● ASSIGNED TASK
Each line of data below is to be returned exactly, leaving out any picture.
RECORDS FOR THIS TASK section start
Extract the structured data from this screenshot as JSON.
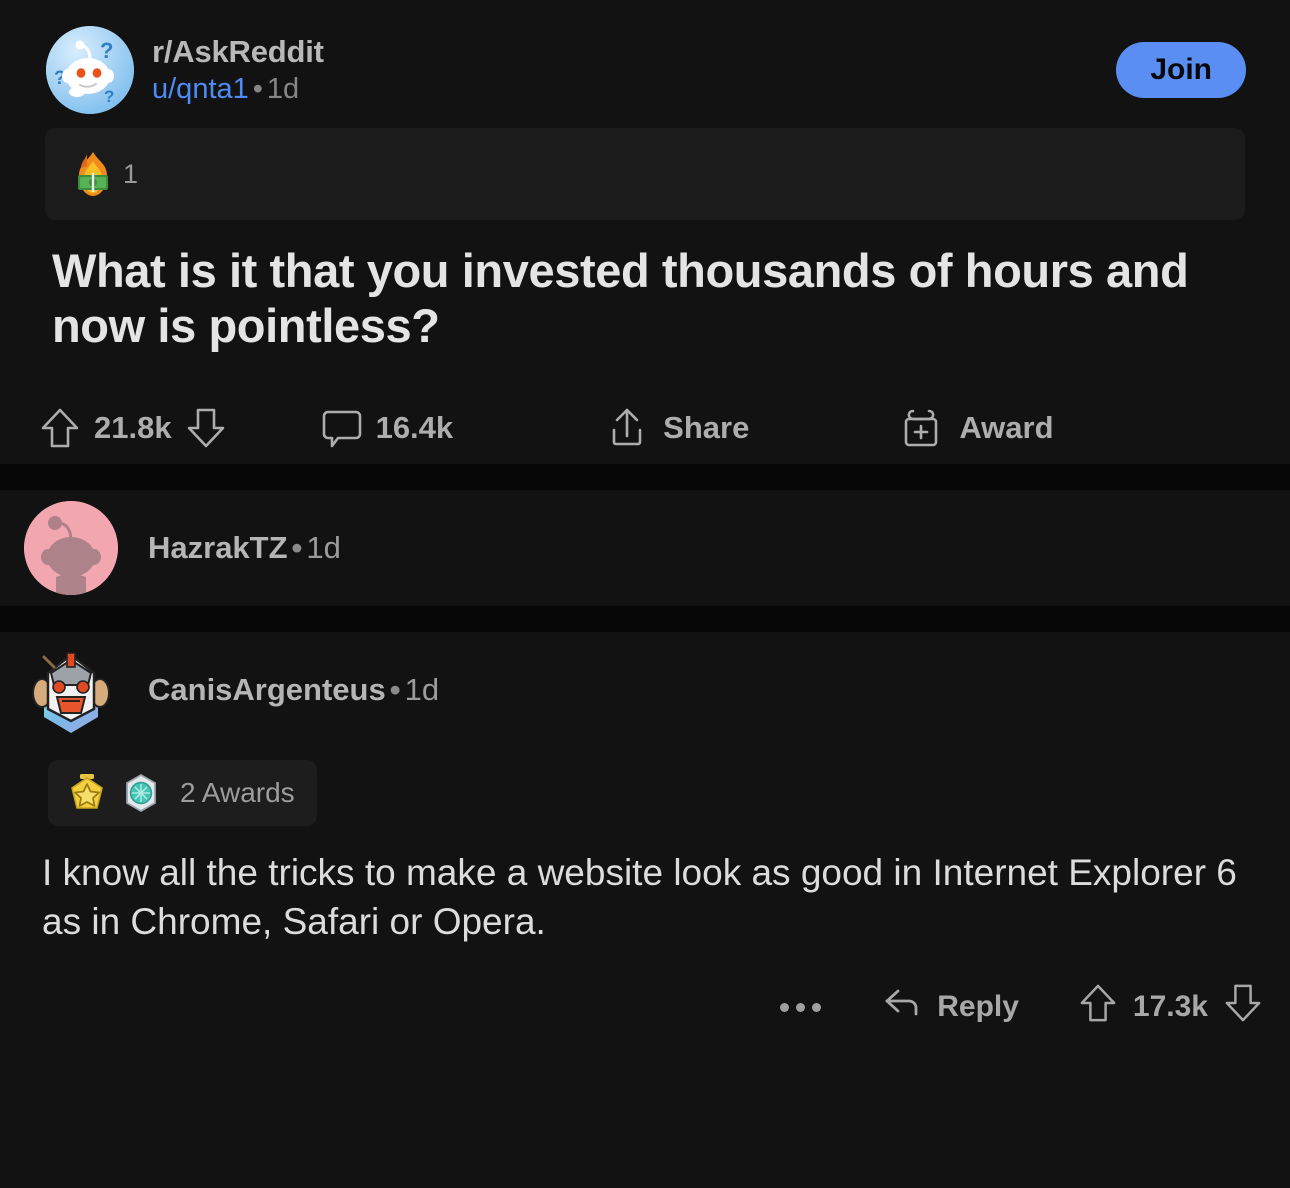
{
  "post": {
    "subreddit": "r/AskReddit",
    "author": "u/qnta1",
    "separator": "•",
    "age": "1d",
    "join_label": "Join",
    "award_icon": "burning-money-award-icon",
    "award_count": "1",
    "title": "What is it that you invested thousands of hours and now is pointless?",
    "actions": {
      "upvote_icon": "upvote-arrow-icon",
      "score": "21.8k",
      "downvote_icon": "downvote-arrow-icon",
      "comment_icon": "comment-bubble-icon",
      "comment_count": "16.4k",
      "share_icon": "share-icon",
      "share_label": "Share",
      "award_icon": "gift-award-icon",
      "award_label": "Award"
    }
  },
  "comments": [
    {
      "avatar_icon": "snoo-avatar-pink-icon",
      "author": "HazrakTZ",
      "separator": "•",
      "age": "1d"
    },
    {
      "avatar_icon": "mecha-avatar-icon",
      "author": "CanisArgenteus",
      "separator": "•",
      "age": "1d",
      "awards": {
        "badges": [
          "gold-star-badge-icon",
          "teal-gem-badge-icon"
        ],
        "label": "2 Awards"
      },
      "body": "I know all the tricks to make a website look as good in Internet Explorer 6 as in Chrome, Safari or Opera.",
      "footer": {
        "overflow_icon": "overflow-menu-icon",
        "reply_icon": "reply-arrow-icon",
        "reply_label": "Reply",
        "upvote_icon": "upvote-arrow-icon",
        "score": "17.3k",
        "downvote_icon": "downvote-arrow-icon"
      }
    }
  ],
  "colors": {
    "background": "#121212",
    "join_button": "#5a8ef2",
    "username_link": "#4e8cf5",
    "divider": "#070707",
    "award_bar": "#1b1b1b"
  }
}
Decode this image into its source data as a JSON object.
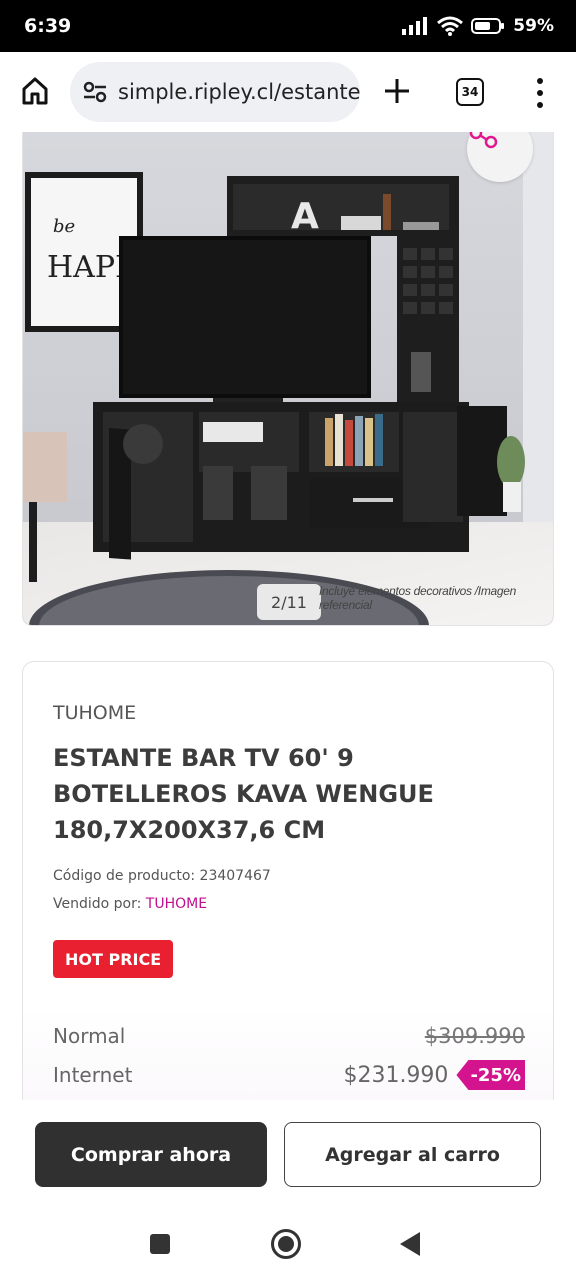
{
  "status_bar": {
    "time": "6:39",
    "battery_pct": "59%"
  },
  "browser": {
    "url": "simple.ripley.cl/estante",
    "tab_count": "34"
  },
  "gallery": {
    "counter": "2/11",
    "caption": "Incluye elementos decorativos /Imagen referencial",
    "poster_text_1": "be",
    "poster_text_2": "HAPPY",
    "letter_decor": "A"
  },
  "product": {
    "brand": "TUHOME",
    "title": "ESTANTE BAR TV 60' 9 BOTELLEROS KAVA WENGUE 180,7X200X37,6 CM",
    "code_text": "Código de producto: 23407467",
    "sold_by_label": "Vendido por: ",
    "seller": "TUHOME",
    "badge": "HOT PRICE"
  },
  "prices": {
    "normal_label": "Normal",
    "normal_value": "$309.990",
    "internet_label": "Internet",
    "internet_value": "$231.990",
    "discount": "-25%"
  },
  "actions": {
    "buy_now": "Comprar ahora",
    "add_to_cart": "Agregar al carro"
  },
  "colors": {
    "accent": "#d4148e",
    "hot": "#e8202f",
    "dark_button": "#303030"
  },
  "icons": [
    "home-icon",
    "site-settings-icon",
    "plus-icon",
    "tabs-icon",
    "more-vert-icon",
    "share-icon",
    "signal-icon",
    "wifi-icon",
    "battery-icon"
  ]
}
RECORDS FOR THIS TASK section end
● TASK RESULT
Extract the structured data from this screenshot as JSON.
{
  "post": {
    "subreddit": "r/AskReddit",
    "author": "u/qnta1",
    "separator": "•",
    "age": "1d",
    "join_label": "Join",
    "award_icon": "burning-money-award-icon",
    "award_count": "1",
    "title": "What is it that you invested thousands of hours and now is pointless?",
    "actions": {
      "upvote_icon": "upvote-arrow-icon",
      "score": "21.8k",
      "downvote_icon": "downvote-arrow-icon",
      "comment_icon": "comment-bubble-icon",
      "comment_count": "16.4k",
      "share_icon": "share-icon",
      "share_label": "Share",
      "award_icon": "gift-award-icon",
      "award_label": "Award"
    }
  },
  "comments": [
    {
      "avatar_icon": "snoo-avatar-pink-icon",
      "author": "HazrakTZ",
      "separator": "•",
      "age": "1d"
    },
    {
      "avatar_icon": "mecha-avatar-icon",
      "author": "CanisArgenteus",
      "separator": "•",
      "age": "1d",
      "awards": {
        "badges": [
          "gold-star-badge-icon",
          "teal-gem-badge-icon"
        ],
        "label": "2 Awards"
      },
      "body": "I know all the tricks to make a website look as good in Internet Explorer 6 as in Chrome, Safari or Opera.",
      "footer": {
        "overflow_icon": "overflow-menu-icon",
        "reply_icon": "reply-arrow-icon",
        "reply_label": "Reply",
        "upvote_icon": "upvote-arrow-icon",
        "score": "17.3k",
        "downvote_icon": "downvote-arrow-icon"
      }
    }
  ],
  "colors": {
    "background": "#121212",
    "join_button": "#5a8ef2",
    "username_link": "#4e8cf5",
    "divider": "#070707",
    "award_bar": "#1b1b1b"
  }
}
Decode this image into its source data as a JSON object.
{
  "status_bar": {
    "time": "6:39",
    "battery_pct": "59%"
  },
  "browser": {
    "url": "simple.ripley.cl/estante",
    "tab_count": "34"
  },
  "gallery": {
    "counter": "2/11",
    "caption": "Incluye elementos decorativos /Imagen referencial",
    "poster_text_1": "be",
    "poster_text_2": "HAPPY",
    "letter_decor": "A"
  },
  "product": {
    "brand": "TUHOME",
    "title": "ESTANTE BAR TV 60' 9 BOTELLEROS KAVA WENGUE 180,7X200X37,6 CM",
    "code_text": "Código de producto: 23407467",
    "sold_by_label": "Vendido por: ",
    "seller": "TUHOME",
    "badge": "HOT PRICE"
  },
  "prices": {
    "normal_label": "Normal",
    "normal_value": "$309.990",
    "internet_label": "Internet",
    "internet_value": "$231.990",
    "discount": "-25%"
  },
  "actions": {
    "buy_now": "Comprar ahora",
    "add_to_cart": "Agregar al carro"
  },
  "colors": {
    "accent": "#d4148e",
    "hot": "#e8202f",
    "dark_button": "#303030"
  },
  "icons": [
    "home-icon",
    "site-settings-icon",
    "plus-icon",
    "tabs-icon",
    "more-vert-icon",
    "share-icon",
    "signal-icon",
    "wifi-icon",
    "battery-icon"
  ]
}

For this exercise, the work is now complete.